A unique curiosity was the Italdesign Aztec. Not so much the car itself, a 1988 roadster that looks like it’s just been plucked from a sci-fi movie, or for the 7,770 km on the clock, but because of a sense of déjà vu. It took me back 13 years to another Bonhams auction in Dubai, where a similar Aztec was offered. Was it the same car? Back then, it was estimated at $100,000-$150,000 but remained unsold at $98,500. This time, the asking price was $180,000-$220,00. The good news is that in 2023 it changed hands; the bad news is that it did so for much less than the estimate: sold for $143,750.

Bonhams calls, the Emirates answer - 31988 Italdesign Aztec Barchetta sold for $143,750 (€131,500)

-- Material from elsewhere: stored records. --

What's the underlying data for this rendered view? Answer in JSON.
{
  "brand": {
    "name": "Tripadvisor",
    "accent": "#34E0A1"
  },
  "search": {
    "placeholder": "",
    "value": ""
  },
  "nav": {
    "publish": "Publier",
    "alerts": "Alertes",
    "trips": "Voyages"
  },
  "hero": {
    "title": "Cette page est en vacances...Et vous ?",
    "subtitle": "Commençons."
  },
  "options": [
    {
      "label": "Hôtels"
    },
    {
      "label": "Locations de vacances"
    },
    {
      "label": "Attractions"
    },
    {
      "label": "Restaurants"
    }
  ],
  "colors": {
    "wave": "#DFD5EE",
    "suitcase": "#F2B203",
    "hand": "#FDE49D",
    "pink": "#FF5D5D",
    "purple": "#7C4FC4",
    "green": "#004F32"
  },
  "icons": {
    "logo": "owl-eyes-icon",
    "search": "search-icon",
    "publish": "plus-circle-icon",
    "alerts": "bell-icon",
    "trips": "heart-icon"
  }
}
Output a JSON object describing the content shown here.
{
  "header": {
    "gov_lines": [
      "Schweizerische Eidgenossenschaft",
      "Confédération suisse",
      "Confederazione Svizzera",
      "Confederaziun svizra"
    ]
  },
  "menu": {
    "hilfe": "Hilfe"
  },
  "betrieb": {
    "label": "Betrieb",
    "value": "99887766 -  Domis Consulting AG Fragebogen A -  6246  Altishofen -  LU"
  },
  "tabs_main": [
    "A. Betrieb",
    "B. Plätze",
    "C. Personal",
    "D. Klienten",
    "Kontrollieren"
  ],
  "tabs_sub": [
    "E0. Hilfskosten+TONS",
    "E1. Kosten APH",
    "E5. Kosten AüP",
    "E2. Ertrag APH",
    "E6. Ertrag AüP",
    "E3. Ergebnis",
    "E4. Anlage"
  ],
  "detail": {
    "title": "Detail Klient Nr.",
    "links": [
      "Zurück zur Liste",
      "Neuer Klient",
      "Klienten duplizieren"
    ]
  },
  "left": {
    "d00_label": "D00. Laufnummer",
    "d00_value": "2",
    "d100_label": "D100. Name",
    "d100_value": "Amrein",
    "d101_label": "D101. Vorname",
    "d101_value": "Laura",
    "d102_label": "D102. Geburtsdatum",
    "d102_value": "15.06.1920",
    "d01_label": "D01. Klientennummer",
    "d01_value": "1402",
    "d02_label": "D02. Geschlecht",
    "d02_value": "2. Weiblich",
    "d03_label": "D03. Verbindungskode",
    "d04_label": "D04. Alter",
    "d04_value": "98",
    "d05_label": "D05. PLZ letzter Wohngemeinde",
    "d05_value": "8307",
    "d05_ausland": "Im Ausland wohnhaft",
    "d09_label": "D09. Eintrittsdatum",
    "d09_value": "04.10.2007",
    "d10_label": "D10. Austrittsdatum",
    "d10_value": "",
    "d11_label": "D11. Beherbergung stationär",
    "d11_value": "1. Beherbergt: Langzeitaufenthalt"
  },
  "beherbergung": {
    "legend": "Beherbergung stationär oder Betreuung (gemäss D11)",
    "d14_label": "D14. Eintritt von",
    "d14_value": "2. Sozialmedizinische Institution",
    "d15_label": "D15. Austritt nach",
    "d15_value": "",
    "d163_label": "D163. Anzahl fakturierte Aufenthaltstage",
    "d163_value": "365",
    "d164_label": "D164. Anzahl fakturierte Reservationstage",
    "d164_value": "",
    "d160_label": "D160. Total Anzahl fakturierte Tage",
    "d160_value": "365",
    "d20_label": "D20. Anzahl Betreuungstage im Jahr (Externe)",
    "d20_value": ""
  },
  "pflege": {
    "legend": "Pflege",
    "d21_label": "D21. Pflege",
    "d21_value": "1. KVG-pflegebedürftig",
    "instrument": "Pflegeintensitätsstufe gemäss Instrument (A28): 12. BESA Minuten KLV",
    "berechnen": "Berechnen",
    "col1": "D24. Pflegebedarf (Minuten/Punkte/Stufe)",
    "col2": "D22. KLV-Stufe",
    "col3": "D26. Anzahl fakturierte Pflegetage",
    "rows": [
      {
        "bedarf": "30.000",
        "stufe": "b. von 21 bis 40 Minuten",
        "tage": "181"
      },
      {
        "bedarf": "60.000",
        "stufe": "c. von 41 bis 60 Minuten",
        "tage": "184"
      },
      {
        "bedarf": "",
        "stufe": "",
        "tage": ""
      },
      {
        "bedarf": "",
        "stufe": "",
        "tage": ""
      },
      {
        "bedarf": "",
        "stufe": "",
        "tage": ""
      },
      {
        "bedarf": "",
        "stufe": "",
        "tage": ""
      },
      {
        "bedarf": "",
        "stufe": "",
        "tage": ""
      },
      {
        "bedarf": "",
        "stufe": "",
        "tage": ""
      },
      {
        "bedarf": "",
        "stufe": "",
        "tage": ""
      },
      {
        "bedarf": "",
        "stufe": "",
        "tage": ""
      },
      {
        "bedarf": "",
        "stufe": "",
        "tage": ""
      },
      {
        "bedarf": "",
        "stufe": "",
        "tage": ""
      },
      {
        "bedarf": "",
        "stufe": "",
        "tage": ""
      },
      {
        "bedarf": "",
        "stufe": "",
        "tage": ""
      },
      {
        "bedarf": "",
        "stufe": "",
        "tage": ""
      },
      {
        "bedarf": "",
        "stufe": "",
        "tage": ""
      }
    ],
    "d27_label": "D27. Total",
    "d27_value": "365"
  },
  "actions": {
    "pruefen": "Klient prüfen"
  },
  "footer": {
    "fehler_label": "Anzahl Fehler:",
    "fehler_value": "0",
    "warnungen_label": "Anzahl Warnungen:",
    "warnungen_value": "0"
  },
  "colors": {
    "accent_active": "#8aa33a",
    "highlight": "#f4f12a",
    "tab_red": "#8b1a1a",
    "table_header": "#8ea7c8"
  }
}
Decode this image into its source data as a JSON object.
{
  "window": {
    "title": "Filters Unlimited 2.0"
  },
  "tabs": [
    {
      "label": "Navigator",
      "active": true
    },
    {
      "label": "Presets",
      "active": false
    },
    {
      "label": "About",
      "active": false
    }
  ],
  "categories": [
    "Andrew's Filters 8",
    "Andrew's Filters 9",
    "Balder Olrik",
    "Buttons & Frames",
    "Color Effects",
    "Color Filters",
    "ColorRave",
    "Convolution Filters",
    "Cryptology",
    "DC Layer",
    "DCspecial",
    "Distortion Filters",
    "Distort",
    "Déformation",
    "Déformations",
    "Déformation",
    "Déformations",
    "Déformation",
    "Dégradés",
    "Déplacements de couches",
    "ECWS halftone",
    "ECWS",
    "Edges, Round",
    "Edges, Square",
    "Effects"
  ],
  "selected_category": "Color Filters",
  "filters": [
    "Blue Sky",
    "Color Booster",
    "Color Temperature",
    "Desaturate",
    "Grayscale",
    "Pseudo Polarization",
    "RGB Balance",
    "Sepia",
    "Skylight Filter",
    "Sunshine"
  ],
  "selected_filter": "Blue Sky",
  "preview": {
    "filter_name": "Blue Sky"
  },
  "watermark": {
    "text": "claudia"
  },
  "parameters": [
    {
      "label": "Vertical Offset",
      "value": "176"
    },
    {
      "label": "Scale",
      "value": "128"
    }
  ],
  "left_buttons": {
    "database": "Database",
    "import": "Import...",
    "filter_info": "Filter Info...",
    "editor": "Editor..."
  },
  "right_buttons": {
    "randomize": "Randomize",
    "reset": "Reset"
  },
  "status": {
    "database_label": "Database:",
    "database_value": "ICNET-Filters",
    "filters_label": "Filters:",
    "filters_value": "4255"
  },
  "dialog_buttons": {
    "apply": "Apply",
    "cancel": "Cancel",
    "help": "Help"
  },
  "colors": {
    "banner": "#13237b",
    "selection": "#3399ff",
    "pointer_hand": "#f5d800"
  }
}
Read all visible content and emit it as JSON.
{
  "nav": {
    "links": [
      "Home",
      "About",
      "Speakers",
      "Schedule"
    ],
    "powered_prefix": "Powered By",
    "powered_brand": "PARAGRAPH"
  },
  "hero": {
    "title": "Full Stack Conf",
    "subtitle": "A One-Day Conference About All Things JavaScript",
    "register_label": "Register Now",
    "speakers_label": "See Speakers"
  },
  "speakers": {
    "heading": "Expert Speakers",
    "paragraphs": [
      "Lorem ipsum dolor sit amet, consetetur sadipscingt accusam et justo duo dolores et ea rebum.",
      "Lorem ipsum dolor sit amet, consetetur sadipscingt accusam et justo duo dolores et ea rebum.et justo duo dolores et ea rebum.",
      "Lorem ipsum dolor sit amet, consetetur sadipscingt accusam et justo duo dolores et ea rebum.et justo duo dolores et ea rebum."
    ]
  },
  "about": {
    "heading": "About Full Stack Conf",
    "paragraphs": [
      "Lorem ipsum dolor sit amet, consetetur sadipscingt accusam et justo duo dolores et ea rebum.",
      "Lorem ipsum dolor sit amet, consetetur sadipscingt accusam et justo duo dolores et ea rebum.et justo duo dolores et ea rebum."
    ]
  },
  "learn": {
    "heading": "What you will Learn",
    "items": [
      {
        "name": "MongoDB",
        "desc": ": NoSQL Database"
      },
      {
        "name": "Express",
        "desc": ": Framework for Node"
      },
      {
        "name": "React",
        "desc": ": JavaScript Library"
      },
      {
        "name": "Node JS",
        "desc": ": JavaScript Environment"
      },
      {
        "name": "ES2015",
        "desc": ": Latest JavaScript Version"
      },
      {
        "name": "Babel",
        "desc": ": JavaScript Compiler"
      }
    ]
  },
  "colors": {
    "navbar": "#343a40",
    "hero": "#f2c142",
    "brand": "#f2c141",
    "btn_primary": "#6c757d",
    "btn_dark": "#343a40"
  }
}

Another memory was reignited by the 1993 Porsche 911 (series 964) Carrera RSR 3.8 Strassenversion. I recall its appearance at the Villa d’Este auction in May 2017, where RM offered this very car. Back then, it had just 10 km on the clock and hadn’t been driven since. The buyer paid €2,016,000, at the lower end of the €2m-€2.2m estimate. Fast forward, and the valuation hadn’t changed much, this time at $2m-$2.5m. After a series of bids, it settled at $2,127,500. Not exactly a great deal for the seller.

Bonhams calls, the Emirates answer - 41993 Porsche 911 Type 964 Carrera RSR 3.8-Litre Strassenversion sold for $2,127,500 (€1,945,000)

A car that literally exploded in value was the Mercedes-Benz SLR McLaren 722 Edition Coupé. It seemed tailor-made for Emirati collectors. Virtually zero kilometres (just 131, in fact), a very limited edition with unique accessories making it quite... dazzling, and it even came from the Arabian Peninsula with all the specifications for the Abu Dhabi market. What better location? The estimate was strategically low ($350,000-$500,000), considering the car had been stationary and would need a hefty sum for a check-up, but when the hammer fell at $851k, the room erupted in a resounding applause.

Bonhams calls, the Emirates answer - 52007 Mercedes-Benz SLR McLaren 722 Edition sold for $851,000 (€777,500)

A personal curiosity was the 1973 Pontiac Firebird TransAm, almost hidden away in a corner as the last lot of the auction, with no reserve. It’s the kind of car that appeals to “Western” tastes, typically fetching between $50,000-$70,000 in the West. Its sale at $48,300 was a litmus test, proving that the Emirates truly is a geographical crossroads between North and South, East and West. This successful sale hints at a bright future for classic car auctions in the peninsula. A promising sign indeed.

Bonhams calls, the Emirates answer - 61973 Pontiac Firebird Trans Am Hardtop Coupé sold for $48,300 (€44,150)